Ireland: "Doomsday Blue" by Bambie Thug

"Doomsday Blue" is an example of my favorite Eurovision phenomenon – the underdog glow-up. When Bambie Thug's queer, witchy mix of metal and melody won them the right to compete for Ireland, there were plenty of rolled eyes, clucked tongues and shrugged shoulders. "Too weird," they said. "Too dark," they said. But somewhere on their way to Sweden they upped their game and have arrived at an even weirder and darker stage performance that's, well, spellbinding. The spell in question is a hex, to be sure – the singer deftly switches between summoning black magic to torment an ex-lover ("Avada Kedavra/I speak to destroy") and murmuring a light, sweet tune of resignation and acceptance ("I guess you'd rather have a star than the moon/I guess I always underestimate you"). Bambie Thug's performance in the first semifinal electrified the crowd, and it tells a story: They dance with a demon and, in so doing, gain the ability to subdue it, and defeat it. I predict the voters at home will eat this all the way up, while the jury voters will find themselves some pearls to clutch.

Spain: "ZORRA" by Nebulossa

Strictly speaking, zorra means a female fox, but as commonly deployed, it's a coarse term for a, um, free-spirited woman, or at least a woman you don't like. You know how Old Hollywood movies used to bust out the word "vixen" – a female fox – to describe the kind of woman played by Joan Crawford and Bette Davis? It's like that, only ruder. In this song, Nebulossa does solid work not only reclaiming the word, but luxuriating in it. Translated from the Spanish: "I know I'm not who you want me to be (zorra, zorra) /I get it, it's driving you up the wall (zorra, zorra)/But this is just my nature (zorra, zorra)/Can't be bothered to change for you." Preach. In the run-up to semi-finals her vocals have proven, to put it kindly, a bit uneven, so this could go either way. The caked-up male backup dancers in thigh boots, butt-floss thongs and corsets should help smooth things over. (Confession: This song doesn't have much of a path to winning; I just like it, and the aforementioned dancers, a tremendous lot.)
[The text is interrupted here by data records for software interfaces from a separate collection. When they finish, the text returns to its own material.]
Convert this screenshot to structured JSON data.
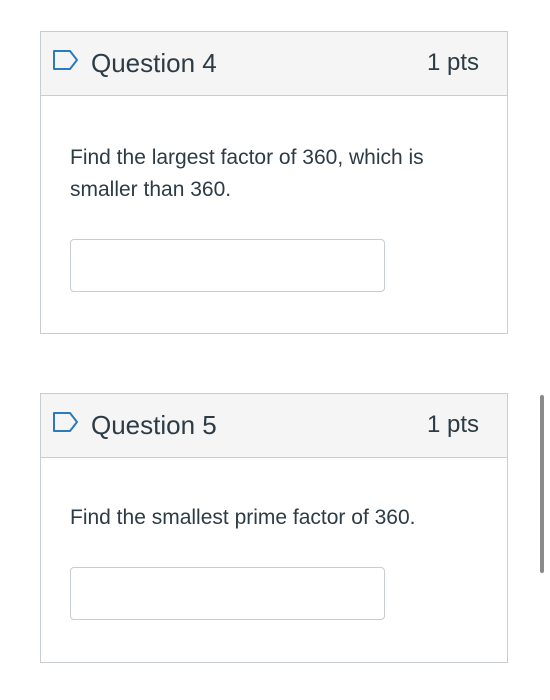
{
  "questions": [
    {
      "title": "Question 4",
      "points": "1 pts",
      "text": "Find the largest factor of 360, which is smaller than 360.",
      "answer_value": "",
      "flag_icon": "flag-outline-icon"
    },
    {
      "title": "Question 5",
      "points": "1 pts",
      "text": "Find the smallest prime factor of 360.",
      "answer_value": "",
      "flag_icon": "flag-outline-icon"
    }
  ],
  "colors": {
    "border": "#c7cdd1",
    "header_bg": "#f5f5f5",
    "text": "#2d3b45",
    "flag": "#2b7abc"
  }
}
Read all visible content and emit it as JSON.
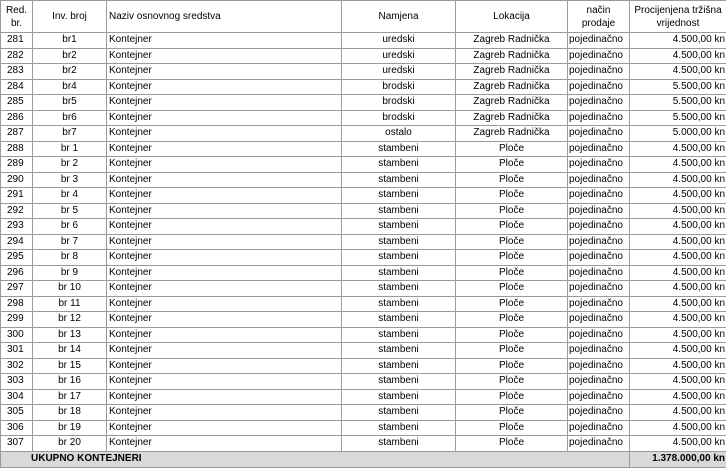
{
  "headers": {
    "rb": "Red. br.",
    "inv": "Inv. broj",
    "naziv": "Naziv osnovnog sredstva",
    "namjena": "Namjena",
    "lokacija": "Lokacija",
    "nacin": "način prodaje",
    "vrijednost": "Procijenjena tržišna vrijednost"
  },
  "rows": [
    {
      "rb": "281",
      "inv": "br1",
      "naziv": "Kontejner",
      "namjena": "uredski",
      "lokacija": "Zagreb Radnička",
      "nacin": "pojedinačno",
      "vrijednost": "4.500,00 kn"
    },
    {
      "rb": "282",
      "inv": "br2",
      "naziv": "Kontejner",
      "namjena": "uredski",
      "lokacija": "Zagreb Radnička",
      "nacin": "pojedinačno",
      "vrijednost": "4.500,00 kn"
    },
    {
      "rb": "283",
      "inv": "br2",
      "naziv": "Kontejner",
      "namjena": "uredski",
      "lokacija": "Zagreb Radnička",
      "nacin": "pojedinačno",
      "vrijednost": "4.500,00 kn"
    },
    {
      "rb": "284",
      "inv": "br4",
      "naziv": "Kontejner",
      "namjena": "brodski",
      "lokacija": "Zagreb Radnička",
      "nacin": "pojedinačno",
      "vrijednost": "5.500,00 kn"
    },
    {
      "rb": "285",
      "inv": "br5",
      "naziv": "Kontejner",
      "namjena": "brodski",
      "lokacija": "Zagreb Radnička",
      "nacin": "pojedinačno",
      "vrijednost": "5.500,00 kn"
    },
    {
      "rb": "286",
      "inv": "br6",
      "naziv": "Kontejner",
      "namjena": "brodski",
      "lokacija": "Zagreb Radnička",
      "nacin": "pojedinačno",
      "vrijednost": "5.500,00 kn"
    },
    {
      "rb": "287",
      "inv": "br7",
      "naziv": "Kontejner",
      "namjena": "ostalo",
      "lokacija": "Zagreb Radnička",
      "nacin": "pojedinačno",
      "vrijednost": "5.000,00 kn"
    },
    {
      "rb": "288",
      "inv": "br 1",
      "naziv": "Kontejner",
      "namjena": "stambeni",
      "lokacija": "Ploče",
      "nacin": "pojedinačno",
      "vrijednost": "4.500,00 kn"
    },
    {
      "rb": "289",
      "inv": "br 2",
      "naziv": "Kontejner",
      "namjena": "stambeni",
      "lokacija": "Ploče",
      "nacin": "pojedinačno",
      "vrijednost": "4.500,00 kn"
    },
    {
      "rb": "290",
      "inv": "br 3",
      "naziv": "Kontejner",
      "namjena": "stambeni",
      "lokacija": "Ploče",
      "nacin": "pojedinačno",
      "vrijednost": "4.500,00 kn"
    },
    {
      "rb": "291",
      "inv": "br 4",
      "naziv": "Kontejner",
      "namjena": "stambeni",
      "lokacija": "Ploče",
      "nacin": "pojedinačno",
      "vrijednost": "4.500,00 kn"
    },
    {
      "rb": "292",
      "inv": "br 5",
      "naziv": "Kontejner",
      "namjena": "stambeni",
      "lokacija": "Ploče",
      "nacin": "pojedinačno",
      "vrijednost": "4.500,00 kn"
    },
    {
      "rb": "293",
      "inv": "br 6",
      "naziv": "Kontejner",
      "namjena": "stambeni",
      "lokacija": "Ploče",
      "nacin": "pojedinačno",
      "vrijednost": "4.500,00 kn"
    },
    {
      "rb": "294",
      "inv": "br 7",
      "naziv": "Kontejner",
      "namjena": "stambeni",
      "lokacija": "Ploče",
      "nacin": "pojedinačno",
      "vrijednost": "4.500,00 kn"
    },
    {
      "rb": "295",
      "inv": "br 8",
      "naziv": "Kontejner",
      "namjena": "stambeni",
      "lokacija": "Ploče",
      "nacin": "pojedinačno",
      "vrijednost": "4.500,00 kn"
    },
    {
      "rb": "296",
      "inv": "br 9",
      "naziv": "Kontejner",
      "namjena": "stambeni",
      "lokacija": "Ploče",
      "nacin": "pojedinačno",
      "vrijednost": "4.500,00 kn"
    },
    {
      "rb": "297",
      "inv": "br 10",
      "naziv": "Kontejner",
      "namjena": "stambeni",
      "lokacija": "Ploče",
      "nacin": "pojedinačno",
      "vrijednost": "4.500,00 kn"
    },
    {
      "rb": "298",
      "inv": "br 11",
      "naziv": "Kontejner",
      "namjena": "stambeni",
      "lokacija": "Ploče",
      "nacin": "pojedinačno",
      "vrijednost": "4.500,00 kn"
    },
    {
      "rb": "299",
      "inv": "br 12",
      "naziv": "Kontejner",
      "namjena": "stambeni",
      "lokacija": "Ploče",
      "nacin": "pojedinačno",
      "vrijednost": "4.500,00 kn"
    },
    {
      "rb": "300",
      "inv": "br 13",
      "naziv": "Kontejner",
      "namjena": "stambeni",
      "lokacija": "Ploče",
      "nacin": "pojedinačno",
      "vrijednost": "4.500,00 kn"
    },
    {
      "rb": "301",
      "inv": "br 14",
      "naziv": "Kontejner",
      "namjena": "stambeni",
      "lokacija": "Ploče",
      "nacin": "pojedinačno",
      "vrijednost": "4.500,00 kn"
    },
    {
      "rb": "302",
      "inv": "br 15",
      "naziv": "Kontejner",
      "namjena": "stambeni",
      "lokacija": "Ploče",
      "nacin": "pojedinačno",
      "vrijednost": "4.500,00 kn"
    },
    {
      "rb": "303",
      "inv": "br 16",
      "naziv": "Kontejner",
      "namjena": "stambeni",
      "lokacija": "Ploče",
      "nacin": "pojedinačno",
      "vrijednost": "4.500,00 kn"
    },
    {
      "rb": "304",
      "inv": "br 17",
      "naziv": "Kontejner",
      "namjena": "stambeni",
      "lokacija": "Ploče",
      "nacin": "pojedinačno",
      "vrijednost": "4.500,00 kn"
    },
    {
      "rb": "305",
      "inv": "br 18",
      "naziv": "Kontejner",
      "namjena": "stambeni",
      "lokacija": "Ploče",
      "nacin": "pojedinačno",
      "vrijednost": "4.500,00 kn"
    },
    {
      "rb": "306",
      "inv": "br 19",
      "naziv": "Kontejner",
      "namjena": "stambeni",
      "lokacija": "Ploče",
      "nacin": "pojedinačno",
      "vrijednost": "4.500,00 kn"
    },
    {
      "rb": "307",
      "inv": "br 20",
      "naziv": "Kontejner",
      "namjena": "stambeni",
      "lokacija": "Ploče",
      "nacin": "pojedinačno",
      "vrijednost": "4.500,00 kn"
    }
  ],
  "total": {
    "label": "UKUPNO KONTEJNERI",
    "value": "1.378.000,00 kn"
  }
}
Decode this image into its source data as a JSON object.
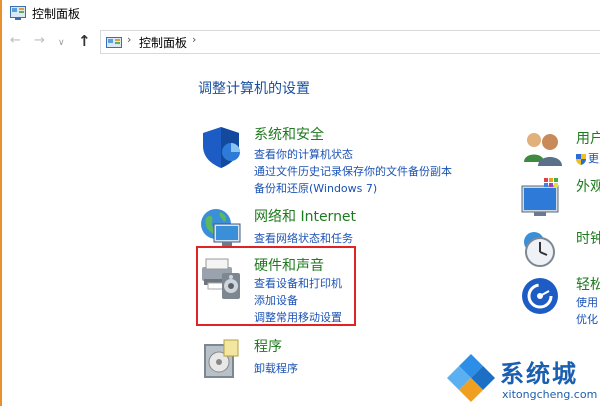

Ukraine: "Teresa & Maria" by alyona alyona and Jerry Heil

Pop singer Jerry Heil and rapper alyona alyona come together for this song that urges faith and perseverance by invoking both Mother Theresa and the Virgin Mary. The risk when blending two such discrete musical approaches is that each will lose its singular character once combined, but that's not the case here. The two performers remain distinct, and they create a kind of two-sided musical conversation – a song that comments on itself. Ukraine always comes into the competition with a certain amount of international goodwill, but they also consistently stage their entries in ways that make indelible visual impressions on the home audience. Don't underestimate Ukraine, in Eurovision and in life.

Austria: "We Will Rave" by Kaleen

Several countries submitted club bangers with extended dance breaks this year. (See also: Georgia, Cyprus, Luxembourg, Malta.) But Austria's "We Will Rave" is the best of the sweaty, sexy bunch, in no small part because it's not content to serve you up just a dance break. You're not even through the first verse before the song outfits you with its own remix. No more long weeks waiting around for some DJ on Ibiza to do that heavy lifting for you – the club mix is already here, factory installed for your convenience! Also: a fake-out ending followed by a breakbeat finish? Are you kidding? Yes, it's dated – it's giving "Night at the Roxbury" – but it's also, not for nothing, catchy as hell. Why this song has a shot: Kaleen's a known and beloved Eurovision presence – a dazzling dancer who's fully capable of turning it all the way out in the live performance. Why that shot will probably go awry: Even if the home viewers eat this up, Eurovision's international juries have not been kind to dance music, as they are made up of music industry snobs – the very fuddiest of duddies – who wouldn't know a stone cold groove if it bit them squarely on their stone cold groove things.

Switzerland: "The Code" by Nemo

Copyright 2024 NPR

Glen Weldon
Glen Weldon is a host of NPR's Pop Culture Happy Hour podcast. He reviews books, movies, comics and more for the NPR Arts Desk.